START Source material

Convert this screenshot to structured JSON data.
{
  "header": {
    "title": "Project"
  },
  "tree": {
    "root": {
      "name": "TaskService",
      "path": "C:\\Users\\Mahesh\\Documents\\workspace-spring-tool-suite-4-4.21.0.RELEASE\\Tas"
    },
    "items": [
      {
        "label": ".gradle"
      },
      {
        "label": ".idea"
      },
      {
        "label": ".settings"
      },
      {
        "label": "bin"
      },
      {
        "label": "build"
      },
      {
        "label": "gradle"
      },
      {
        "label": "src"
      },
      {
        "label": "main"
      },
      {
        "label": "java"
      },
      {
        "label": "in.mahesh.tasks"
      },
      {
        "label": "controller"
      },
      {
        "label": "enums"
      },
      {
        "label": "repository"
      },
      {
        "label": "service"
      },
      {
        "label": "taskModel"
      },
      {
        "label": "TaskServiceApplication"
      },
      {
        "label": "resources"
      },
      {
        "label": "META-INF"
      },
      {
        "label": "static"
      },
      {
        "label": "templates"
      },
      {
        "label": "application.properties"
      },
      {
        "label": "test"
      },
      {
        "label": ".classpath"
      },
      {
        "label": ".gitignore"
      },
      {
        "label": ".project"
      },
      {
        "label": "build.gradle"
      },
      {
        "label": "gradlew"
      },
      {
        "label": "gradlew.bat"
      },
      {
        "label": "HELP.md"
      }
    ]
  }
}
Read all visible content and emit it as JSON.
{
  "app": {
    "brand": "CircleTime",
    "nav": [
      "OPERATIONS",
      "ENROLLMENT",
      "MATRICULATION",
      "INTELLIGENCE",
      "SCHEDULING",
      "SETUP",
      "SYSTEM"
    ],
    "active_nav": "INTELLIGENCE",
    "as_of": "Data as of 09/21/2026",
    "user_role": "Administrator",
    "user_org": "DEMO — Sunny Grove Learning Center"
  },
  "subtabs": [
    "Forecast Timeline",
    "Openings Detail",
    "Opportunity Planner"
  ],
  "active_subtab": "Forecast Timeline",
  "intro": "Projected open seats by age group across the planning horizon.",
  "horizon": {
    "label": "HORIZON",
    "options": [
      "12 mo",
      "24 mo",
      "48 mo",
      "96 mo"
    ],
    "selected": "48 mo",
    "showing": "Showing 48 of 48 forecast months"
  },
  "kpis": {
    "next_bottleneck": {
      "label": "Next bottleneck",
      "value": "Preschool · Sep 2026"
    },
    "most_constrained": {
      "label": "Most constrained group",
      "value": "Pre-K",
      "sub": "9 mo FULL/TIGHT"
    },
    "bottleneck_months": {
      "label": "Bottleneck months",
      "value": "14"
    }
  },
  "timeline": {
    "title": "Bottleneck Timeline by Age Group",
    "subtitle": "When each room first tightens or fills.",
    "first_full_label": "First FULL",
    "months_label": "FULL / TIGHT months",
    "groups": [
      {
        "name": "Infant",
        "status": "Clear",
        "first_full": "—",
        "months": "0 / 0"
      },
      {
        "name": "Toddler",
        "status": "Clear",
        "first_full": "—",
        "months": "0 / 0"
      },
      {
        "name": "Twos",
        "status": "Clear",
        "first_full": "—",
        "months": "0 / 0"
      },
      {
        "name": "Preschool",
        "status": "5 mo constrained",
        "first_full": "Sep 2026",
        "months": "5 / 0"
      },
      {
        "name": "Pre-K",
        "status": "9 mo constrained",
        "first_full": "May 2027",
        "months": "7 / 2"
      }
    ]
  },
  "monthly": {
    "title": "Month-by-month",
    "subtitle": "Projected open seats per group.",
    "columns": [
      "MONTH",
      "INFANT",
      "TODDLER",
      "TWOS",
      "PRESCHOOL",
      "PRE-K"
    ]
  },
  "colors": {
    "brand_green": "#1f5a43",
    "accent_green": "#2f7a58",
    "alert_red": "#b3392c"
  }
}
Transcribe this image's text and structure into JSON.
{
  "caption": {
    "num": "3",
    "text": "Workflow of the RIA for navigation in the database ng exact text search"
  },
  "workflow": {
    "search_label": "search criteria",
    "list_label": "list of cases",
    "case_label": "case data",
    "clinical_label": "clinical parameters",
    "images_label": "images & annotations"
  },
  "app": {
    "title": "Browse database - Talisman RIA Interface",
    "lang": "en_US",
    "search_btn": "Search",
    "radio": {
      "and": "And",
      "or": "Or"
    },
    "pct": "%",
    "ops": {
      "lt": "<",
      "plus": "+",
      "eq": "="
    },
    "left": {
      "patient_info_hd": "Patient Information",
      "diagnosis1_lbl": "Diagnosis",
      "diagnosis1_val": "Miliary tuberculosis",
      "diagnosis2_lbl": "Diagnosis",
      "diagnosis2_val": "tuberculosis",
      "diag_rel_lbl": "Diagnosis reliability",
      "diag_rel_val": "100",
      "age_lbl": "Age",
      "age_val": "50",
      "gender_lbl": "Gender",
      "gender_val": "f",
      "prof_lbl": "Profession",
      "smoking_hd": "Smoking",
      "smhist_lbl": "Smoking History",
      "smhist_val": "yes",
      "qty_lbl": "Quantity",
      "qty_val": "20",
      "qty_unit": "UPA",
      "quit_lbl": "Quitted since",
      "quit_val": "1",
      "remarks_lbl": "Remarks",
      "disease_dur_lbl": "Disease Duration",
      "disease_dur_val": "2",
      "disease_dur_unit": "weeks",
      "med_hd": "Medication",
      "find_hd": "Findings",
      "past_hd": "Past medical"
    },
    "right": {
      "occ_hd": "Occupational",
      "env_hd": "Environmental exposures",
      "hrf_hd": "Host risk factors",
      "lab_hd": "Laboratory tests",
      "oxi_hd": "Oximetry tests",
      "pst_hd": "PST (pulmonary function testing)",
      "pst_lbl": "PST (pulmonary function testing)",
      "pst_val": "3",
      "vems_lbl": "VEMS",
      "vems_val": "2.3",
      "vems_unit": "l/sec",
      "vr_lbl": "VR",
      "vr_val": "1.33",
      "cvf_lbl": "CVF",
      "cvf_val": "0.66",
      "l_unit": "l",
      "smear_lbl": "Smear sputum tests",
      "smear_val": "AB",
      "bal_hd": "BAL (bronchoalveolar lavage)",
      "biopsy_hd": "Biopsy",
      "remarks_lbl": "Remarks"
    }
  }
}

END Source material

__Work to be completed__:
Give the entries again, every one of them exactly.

__Problem solution__:
Convert this screenshot to structured JSON data.
{
  "header": {
    "title": "Project"
  },
  "tree": {
    "root": {
      "name": "TaskService",
      "path": "C:\\Users\\Mahesh\\Documents\\workspace-spring-tool-suite-4-4.21.0.RELEASE\\Tas"
    },
    "items": [
      {
        "label": ".gradle"
      },
      {
        "label": ".idea"
      },
      {
        "label": ".settings"
      },
      {
        "label": "bin"
      },
      {
        "label": "build"
      },
      {
        "label": "gradle"
      },
      {
        "label": "src"
      },
      {
        "label": "main"
      },
      {
        "label": "java"
      },
      {
        "label": "in.mahesh.tasks"
      },
      {
        "label": "controller"
      },
      {
        "label": "enums"
      },
      {
        "label": "repository"
      },
      {
        "label": "service"
      },
      {
        "label": "taskModel"
      },
      {
        "label": "TaskServiceApplication"
      },
      {
        "label": "resources"
      },
      {
        "label": "META-INF"
      },
      {
        "label": "static"
      },
      {
        "label": "templates"
      },
      {
        "label": "application.properties"
      },
      {
        "label": "test"
      },
      {
        "label": ".classpath"
      },
      {
        "label": ".gitignore"
      },
      {
        "label": ".project"
      },
      {
        "label": "build.gradle"
      },
      {
        "label": "gradlew"
      },
      {
        "label": "gradlew.bat"
      },
      {
        "label": "HELP.md"
      }
    ]
  }
}
Read all visible content and emit it as JSON.
{
  "app": {
    "brand": "CircleTime",
    "nav": [
      "OPERATIONS",
      "ENROLLMENT",
      "MATRICULATION",
      "INTELLIGENCE",
      "SCHEDULING",
      "SETUP",
      "SYSTEM"
    ],
    "active_nav": "INTELLIGENCE",
    "as_of": "Data as of 09/21/2026",
    "user_role": "Administrator",
    "user_org": "DEMO — Sunny Grove Learning Center"
  },
  "subtabs": [
    "Forecast Timeline",
    "Openings Detail",
    "Opportunity Planner"
  ],
  "active_subtab": "Forecast Timeline",
  "intro": "Projected open seats by age group across the planning horizon.",
  "horizon": {
    "label": "HORIZON",
    "options": [
      "12 mo",
      "24 mo",
      "48 mo",
      "96 mo"
    ],
    "selected": "48 mo",
    "showing": "Showing 48 of 48 forecast months"
  },
  "kpis": {
    "next_bottleneck": {
      "label": "Next bottleneck",
      "value": "Preschool · Sep 2026"
    },
    "most_constrained": {
      "label": "Most constrained group",
      "value": "Pre-K",
      "sub": "9 mo FULL/TIGHT"
    },
    "bottleneck_months": {
      "label": "Bottleneck months",
      "value": "14"
    }
  },
  "timeline": {
    "title": "Bottleneck Timeline by Age Group",
    "subtitle": "When each room first tightens or fills.",
    "first_full_label": "First FULL",
    "months_label": "FULL / TIGHT months",
    "groups": [
      {
        "name": "Infant",
        "status": "Clear",
        "first_full": "—",
        "months": "0 / 0"
      },
      {
        "name": "Toddler",
        "status": "Clear",
        "first_full": "—",
        "months": "0 / 0"
      },
      {
        "name": "Twos",
        "status": "Clear",
        "first_full": "—",
        "months": "0 / 0"
      },
      {
        "name": "Preschool",
        "status": "5 mo constrained",
        "first_full": "Sep 2026",
        "months": "5 / 0"
      },
      {
        "name": "Pre-K",
        "status": "9 mo constrained",
        "first_full": "May 2027",
        "months": "7 / 2"
      }
    ]
  },
  "monthly": {
    "title": "Month-by-month",
    "subtitle": "Projected open seats per group.",
    "columns": [
      "MONTH",
      "INFANT",
      "TODDLER",
      "TWOS",
      "PRESCHOOL",
      "PRE-K"
    ]
  },
  "colors": {
    "brand_green": "#1f5a43",
    "accent_green": "#2f7a58",
    "alert_red": "#b3392c"
  }
}
Transcribe this image's text and structure into JSON.
{
  "caption": {
    "num": "3",
    "text": "Workflow of the RIA for navigation in the database ng exact text search"
  },
  "workflow": {
    "search_label": "search criteria",
    "list_label": "list of cases",
    "case_label": "case data",
    "clinical_label": "clinical parameters",
    "images_label": "images & annotations"
  },
  "app": {
    "title": "Browse database - Talisman RIA Interface",
    "lang": "en_US",
    "search_btn": "Search",
    "radio": {
      "and": "And",
      "or": "Or"
    },
    "pct": "%",
    "ops": {
      "lt": "<",
      "plus": "+",
      "eq": "="
    },
    "left": {
      "patient_info_hd": "Patient Information",
      "diagnosis1_lbl": "Diagnosis",
      "diagnosis1_val": "Miliary tuberculosis",
      "diagnosis2_lbl": "Diagnosis",
      "diagnosis2_val": "tuberculosis",
      "diag_rel_lbl": "Diagnosis reliability",
      "diag_rel_val": "100",
      "age_lbl": "Age",
      "age_val": "50",
      "gender_lbl": "Gender",
      "gender_val": "f",
      "prof_lbl": "Profession",
      "smoking_hd": "Smoking",
      "smhist_lbl": "Smoking History",
      "smhist_val": "yes",
      "qty_lbl": "Quantity",
      "qty_val": "20",
      "qty_unit": "UPA",
      "quit_lbl": "Quitted since",
      "quit_val": "1",
      "remarks_lbl": "Remarks",
      "disease_dur_lbl": "Disease Duration",
      "disease_dur_val": "2",
      "disease_dur_unit": "weeks",
      "med_hd": "Medication",
      "find_hd": "Findings",
      "past_hd": "Past medical"
    },
    "right": {
      "occ_hd": "Occupational",
      "env_hd": "Environmental exposures",
      "hrf_hd": "Host risk factors",
      "lab_hd": "Laboratory tests",
      "oxi_hd": "Oximetry tests",
      "pst_hd": "PST (pulmonary function testing)",
      "pst_lbl": "PST (pulmonary function testing)",
      "pst_val": "3",
      "vems_lbl": "VEMS",
      "vems_val": "2.3",
      "vems_unit": "l/sec",
      "vr_lbl": "VR",
      "vr_val": "1.33",
      "cvf_lbl": "CVF",
      "cvf_val": "0.66",
      "l_unit": "l",
      "smear_lbl": "Smear sputum tests",
      "smear_val": "AB",
      "bal_hd": "BAL (bronchoalveolar lavage)",
      "biopsy_hd": "Biopsy",
      "remarks_lbl": "Remarks"
    }
  }
}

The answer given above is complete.